__EXERCISE DETAILS__. The expected response is the entire set of entries, copied exactly.

__EXERCISE MATERIALS__.

------------------------------------

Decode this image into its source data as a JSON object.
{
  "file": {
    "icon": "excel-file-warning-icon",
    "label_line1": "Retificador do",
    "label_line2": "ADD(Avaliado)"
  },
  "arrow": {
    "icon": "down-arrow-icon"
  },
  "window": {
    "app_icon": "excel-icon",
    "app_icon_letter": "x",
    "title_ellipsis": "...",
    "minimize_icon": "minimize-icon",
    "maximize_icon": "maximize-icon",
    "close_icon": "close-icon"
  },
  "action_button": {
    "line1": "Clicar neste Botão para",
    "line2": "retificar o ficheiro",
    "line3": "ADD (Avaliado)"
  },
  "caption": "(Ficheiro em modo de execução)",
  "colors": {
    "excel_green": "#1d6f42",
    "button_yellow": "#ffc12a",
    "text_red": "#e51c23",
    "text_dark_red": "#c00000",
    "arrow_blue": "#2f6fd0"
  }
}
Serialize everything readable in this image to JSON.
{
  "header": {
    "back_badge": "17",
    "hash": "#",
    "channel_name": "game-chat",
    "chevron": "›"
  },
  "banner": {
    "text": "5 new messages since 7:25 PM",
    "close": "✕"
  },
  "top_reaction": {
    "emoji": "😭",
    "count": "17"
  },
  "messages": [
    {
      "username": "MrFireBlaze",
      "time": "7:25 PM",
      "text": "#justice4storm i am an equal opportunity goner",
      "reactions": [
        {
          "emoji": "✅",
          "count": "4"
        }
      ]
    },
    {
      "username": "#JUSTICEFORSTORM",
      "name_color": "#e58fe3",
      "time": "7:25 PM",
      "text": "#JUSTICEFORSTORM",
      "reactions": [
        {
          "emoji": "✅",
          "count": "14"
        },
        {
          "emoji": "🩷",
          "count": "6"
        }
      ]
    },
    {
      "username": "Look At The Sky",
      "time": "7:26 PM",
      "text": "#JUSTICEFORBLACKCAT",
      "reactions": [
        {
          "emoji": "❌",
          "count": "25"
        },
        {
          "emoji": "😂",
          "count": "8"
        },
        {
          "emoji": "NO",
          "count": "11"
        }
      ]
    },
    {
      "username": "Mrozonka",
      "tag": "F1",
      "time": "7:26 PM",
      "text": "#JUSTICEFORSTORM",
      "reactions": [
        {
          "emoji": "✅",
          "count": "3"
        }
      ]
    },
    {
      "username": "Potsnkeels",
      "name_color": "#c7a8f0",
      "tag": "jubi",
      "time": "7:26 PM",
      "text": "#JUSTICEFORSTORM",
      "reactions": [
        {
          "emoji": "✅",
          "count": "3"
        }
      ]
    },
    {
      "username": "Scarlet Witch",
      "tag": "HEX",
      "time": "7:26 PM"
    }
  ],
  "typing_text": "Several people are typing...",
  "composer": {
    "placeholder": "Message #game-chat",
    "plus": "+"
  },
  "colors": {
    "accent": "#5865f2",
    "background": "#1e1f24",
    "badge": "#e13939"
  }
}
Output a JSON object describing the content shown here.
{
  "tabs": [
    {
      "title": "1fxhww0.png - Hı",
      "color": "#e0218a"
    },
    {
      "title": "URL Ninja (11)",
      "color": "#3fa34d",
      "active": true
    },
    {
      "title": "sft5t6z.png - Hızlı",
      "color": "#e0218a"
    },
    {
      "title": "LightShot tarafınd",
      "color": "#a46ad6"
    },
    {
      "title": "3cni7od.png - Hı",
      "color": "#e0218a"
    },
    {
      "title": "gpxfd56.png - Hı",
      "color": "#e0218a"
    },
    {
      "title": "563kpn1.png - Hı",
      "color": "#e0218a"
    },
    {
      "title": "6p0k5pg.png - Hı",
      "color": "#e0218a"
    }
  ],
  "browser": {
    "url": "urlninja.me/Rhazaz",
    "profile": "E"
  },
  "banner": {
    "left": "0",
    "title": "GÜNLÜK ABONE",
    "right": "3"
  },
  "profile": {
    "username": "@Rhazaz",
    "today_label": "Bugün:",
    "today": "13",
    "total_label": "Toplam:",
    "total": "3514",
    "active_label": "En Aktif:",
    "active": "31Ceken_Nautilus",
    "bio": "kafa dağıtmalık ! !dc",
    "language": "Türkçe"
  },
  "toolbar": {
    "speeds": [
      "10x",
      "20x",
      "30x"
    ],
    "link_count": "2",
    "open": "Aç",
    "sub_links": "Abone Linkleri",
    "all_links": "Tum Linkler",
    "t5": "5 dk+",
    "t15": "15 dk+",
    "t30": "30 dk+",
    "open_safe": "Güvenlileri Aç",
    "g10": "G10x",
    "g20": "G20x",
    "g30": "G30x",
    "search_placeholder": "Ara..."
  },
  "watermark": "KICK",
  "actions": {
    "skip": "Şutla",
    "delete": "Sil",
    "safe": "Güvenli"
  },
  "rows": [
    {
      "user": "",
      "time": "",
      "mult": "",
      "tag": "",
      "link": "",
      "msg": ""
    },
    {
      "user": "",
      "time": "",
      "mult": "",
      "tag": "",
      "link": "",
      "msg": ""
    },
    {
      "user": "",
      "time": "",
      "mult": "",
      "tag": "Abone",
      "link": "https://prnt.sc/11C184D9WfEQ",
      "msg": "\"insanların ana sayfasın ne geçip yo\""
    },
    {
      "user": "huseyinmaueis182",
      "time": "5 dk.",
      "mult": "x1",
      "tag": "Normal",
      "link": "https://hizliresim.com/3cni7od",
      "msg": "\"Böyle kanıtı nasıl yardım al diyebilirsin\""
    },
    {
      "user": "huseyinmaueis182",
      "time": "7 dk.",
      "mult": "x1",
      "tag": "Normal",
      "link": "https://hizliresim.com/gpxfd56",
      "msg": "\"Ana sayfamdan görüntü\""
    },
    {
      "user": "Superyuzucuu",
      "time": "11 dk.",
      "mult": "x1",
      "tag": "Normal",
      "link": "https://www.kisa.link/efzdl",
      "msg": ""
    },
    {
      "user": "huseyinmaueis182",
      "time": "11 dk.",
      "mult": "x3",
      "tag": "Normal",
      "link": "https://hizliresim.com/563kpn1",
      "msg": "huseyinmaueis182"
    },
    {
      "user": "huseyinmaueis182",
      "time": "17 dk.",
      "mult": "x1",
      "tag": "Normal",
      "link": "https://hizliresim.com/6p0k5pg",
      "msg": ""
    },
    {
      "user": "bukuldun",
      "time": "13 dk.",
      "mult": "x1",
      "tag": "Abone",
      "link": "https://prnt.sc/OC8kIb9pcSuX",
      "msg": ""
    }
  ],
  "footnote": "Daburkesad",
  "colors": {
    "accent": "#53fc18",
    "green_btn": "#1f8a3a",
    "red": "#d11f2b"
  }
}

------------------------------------

__WORKED SOLUTION__.
Decode this image into its source data as a JSON object.
{
  "file": {
    "icon": "excel-file-warning-icon",
    "label_line1": "Retificador do",
    "label_line2": "ADD(Avaliado)"
  },
  "arrow": {
    "icon": "down-arrow-icon"
  },
  "window": {
    "app_icon": "excel-icon",
    "app_icon_letter": "x",
    "title_ellipsis": "...",
    "minimize_icon": "minimize-icon",
    "maximize_icon": "maximize-icon",
    "close_icon": "close-icon"
  },
  "action_button": {
    "line1": "Clicar neste Botão para",
    "line2": "retificar o ficheiro",
    "line3": "ADD (Avaliado)"
  },
  "caption": "(Ficheiro em modo de execução)",
  "colors": {
    "excel_green": "#1d6f42",
    "button_yellow": "#ffc12a",
    "text_red": "#e51c23",
    "text_dark_red": "#c00000",
    "arrow_blue": "#2f6fd0"
  }
}
Serialize everything readable in this image to JSON.
{
  "header": {
    "back_badge": "17",
    "hash": "#",
    "channel_name": "game-chat",
    "chevron": "›"
  },
  "banner": {
    "text": "5 new messages since 7:25 PM",
    "close": "✕"
  },
  "top_reaction": {
    "emoji": "😭",
    "count": "17"
  },
  "messages": [
    {
      "username": "MrFireBlaze",
      "time": "7:25 PM",
      "text": "#justice4storm i am an equal opportunity goner",
      "reactions": [
        {
          "emoji": "✅",
          "count": "4"
        }
      ]
    },
    {
      "username": "#JUSTICEFORSTORM",
      "name_color": "#e58fe3",
      "time": "7:25 PM",
      "text": "#JUSTICEFORSTORM",
      "reactions": [
        {
          "emoji": "✅",
          "count": "14"
        },
        {
          "emoji": "🩷",
          "count": "6"
        }
      ]
    },
    {
      "username": "Look At The Sky",
      "time": "7:26 PM",
      "text": "#JUSTICEFORBLACKCAT",
      "reactions": [
        {
          "emoji": "❌",
          "count": "25"
        },
        {
          "emoji": "😂",
          "count": "8"
        },
        {
          "emoji": "NO",
          "count": "11"
        }
      ]
    },
    {
      "username": "Mrozonka",
      "tag": "F1",
      "time": "7:26 PM",
      "text": "#JUSTICEFORSTORM",
      "reactions": [
        {
          "emoji": "✅",
          "count": "3"
        }
      ]
    },
    {
      "username": "Potsnkeels",
      "name_color": "#c7a8f0",
      "tag": "jubi",
      "time": "7:26 PM",
      "text": "#JUSTICEFORSTORM",
      "reactions": [
        {
          "emoji": "✅",
          "count": "3"
        }
      ]
    },
    {
      "username": "Scarlet Witch",
      "tag": "HEX",
      "time": "7:26 PM"
    }
  ],
  "typing_text": "Several people are typing...",
  "composer": {
    "placeholder": "Message #game-chat",
    "plus": "+"
  },
  "colors": {
    "accent": "#5865f2",
    "background": "#1e1f24",
    "badge": "#e13939"
  }
}
Output a JSON object describing the content shown here.
{
  "tabs": [
    {
      "title": "1fxhww0.png - Hı",
      "color": "#e0218a"
    },
    {
      "title": "URL Ninja (11)",
      "color": "#3fa34d",
      "active": true
    },
    {
      "title": "sft5t6z.png - Hızlı",
      "color": "#e0218a"
    },
    {
      "title": "LightShot tarafınd",
      "color": "#a46ad6"
    },
    {
      "title": "3cni7od.png - Hı",
      "color": "#e0218a"
    },
    {
      "title": "gpxfd56.png - Hı",
      "color": "#e0218a"
    },
    {
      "title": "563kpn1.png - Hı",
      "color": "#e0218a"
    },
    {
      "title": "6p0k5pg.png - Hı",
      "color": "#e0218a"
    }
  ],
  "browser": {
    "url": "urlninja.me/Rhazaz",
    "profile": "E"
  },
  "banner": {
    "left": "0",
    "title": "GÜNLÜK ABONE",
    "right": "3"
  },
  "profile": {
    "username": "@Rhazaz",
    "today_label": "Bugün:",
    "today": "13",
    "total_label": "Toplam:",
    "total": "3514",
    "active_label": "En Aktif:",
    "active": "31Ceken_Nautilus",
    "bio": "kafa dağıtmalık ! !dc",
    "language": "Türkçe"
  },
  "toolbar": {
    "speeds": [
      "10x",
      "20x",
      "30x"
    ],
    "link_count": "2",
    "open": "Aç",
    "sub_links": "Abone Linkleri",
    "all_links": "Tum Linkler",
    "t5": "5 dk+",
    "t15": "15 dk+",
    "t30": "30 dk+",
    "open_safe": "Güvenlileri Aç",
    "g10": "G10x",
    "g20": "G20x",
    "g30": "G30x",
    "search_placeholder": "Ara..."
  },
  "watermark": "KICK",
  "actions": {
    "skip": "Şutla",
    "delete": "Sil",
    "safe": "Güvenli"
  },
  "rows": [
    {
      "user": "",
      "time": "",
      "mult": "",
      "tag": "",
      "link": "",
      "msg": ""
    },
    {
      "user": "",
      "time": "",
      "mult": "",
      "tag": "",
      "link": "",
      "msg": ""
    },
    {
      "user": "",
      "time": "",
      "mult": "",
      "tag": "Abone",
      "link": "https://prnt.sc/11C184D9WfEQ",
      "msg": "\"insanların ana sayfasın ne geçip yo\""
    },
    {
      "user": "huseyinmaueis182",
      "time": "5 dk.",
      "mult": "x1",
      "tag": "Normal",
      "link": "https://hizliresim.com/3cni7od",
      "msg": "\"Böyle kanıtı nasıl yardım al diyebilirsin\""
    },
    {
      "user": "huseyinmaueis182",
      "time": "7 dk.",
      "mult": "x1",
      "tag": "Normal",
      "link": "https://hizliresim.com/gpxfd56",
      "msg": "\"Ana sayfamdan görüntü\""
    },
    {
      "user": "Superyuzucuu",
      "time": "11 dk.",
      "mult": "x1",
      "tag": "Normal",
      "link": "https://www.kisa.link/efzdl",
      "msg": ""
    },
    {
      "user": "huseyinmaueis182",
      "time": "11 dk.",
      "mult": "x3",
      "tag": "Normal",
      "link": "https://hizliresim.com/563kpn1",
      "msg": "huseyinmaueis182"
    },
    {
      "user": "huseyinmaueis182",
      "time": "17 dk.",
      "mult": "x1",
      "tag": "Normal",
      "link": "https://hizliresim.com/6p0k5pg",
      "msg": ""
    },
    {
      "user": "bukuldun",
      "time": "13 dk.",
      "mult": "x1",
      "tag": "Abone",
      "link": "https://prnt.sc/OC8kIb9pcSuX",
      "msg": ""
    }
  ],
  "footnote": "Daburkesad",
  "colors": {
    "accent": "#53fc18",
    "green_btn": "#1f8a3a",
    "red": "#d11f2b"
  }
}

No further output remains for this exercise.